Items from an interface collection
* * * * * * * * *

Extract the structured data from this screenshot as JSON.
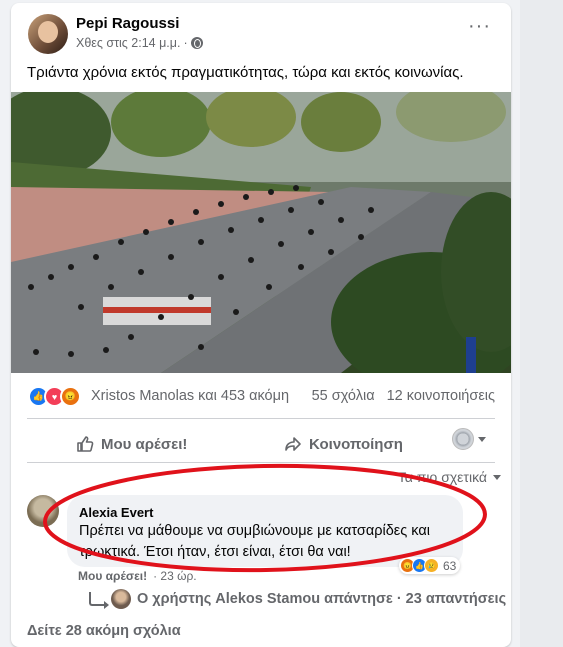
{
  "post": {
    "author": "Pepi Ragoussi",
    "timestamp": "Χθες στις 2:14 μ.μ.",
    "separator": "·",
    "text": "Τριάντα χρόνια εκτός πραγματικότητας,  τώρα και εκτός κοινωνίας."
  },
  "reactions": {
    "icons": [
      "like-icon",
      "love-icon",
      "angry-icon"
    ],
    "names": "Xristos Manolas και 453 ακόμη",
    "comments": "55 σχόλια",
    "shares": "12 κοινοποιήσεις"
  },
  "actions": {
    "like": "Μου αρέσει!",
    "share": "Κοινοποίηση"
  },
  "comments": {
    "sort_label": "Τα πιο σχετικά",
    "top_comment": {
      "author": "Alexia Evert",
      "text": "Πρέπει να μάθουμε να συμβιώνουμε με κατσαρίδες και τρωκτικά. Έτσι ήταν, έτσι είναι, έτσι θα ναι!",
      "reaction_count": "63",
      "like_label": "Μου αρέσει!",
      "time": "· 23 ώρ."
    },
    "replies": "Ο χρήστης Alekos Stamou απάντησε · 23 απαντήσεις",
    "more": "Δείτε 28 ακόμη σχόλια"
  },
  "colors": {
    "highlight": "#e0121b",
    "like_blue": "#1877f2",
    "secondary_text": "#65676b"
  }
}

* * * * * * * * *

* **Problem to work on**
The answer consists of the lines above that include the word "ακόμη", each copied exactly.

* **Answer below**
    "names": "Xristos Manolas και 453 ακόμη",
    "more": "Δείτε 28 ακόμη σχόλια"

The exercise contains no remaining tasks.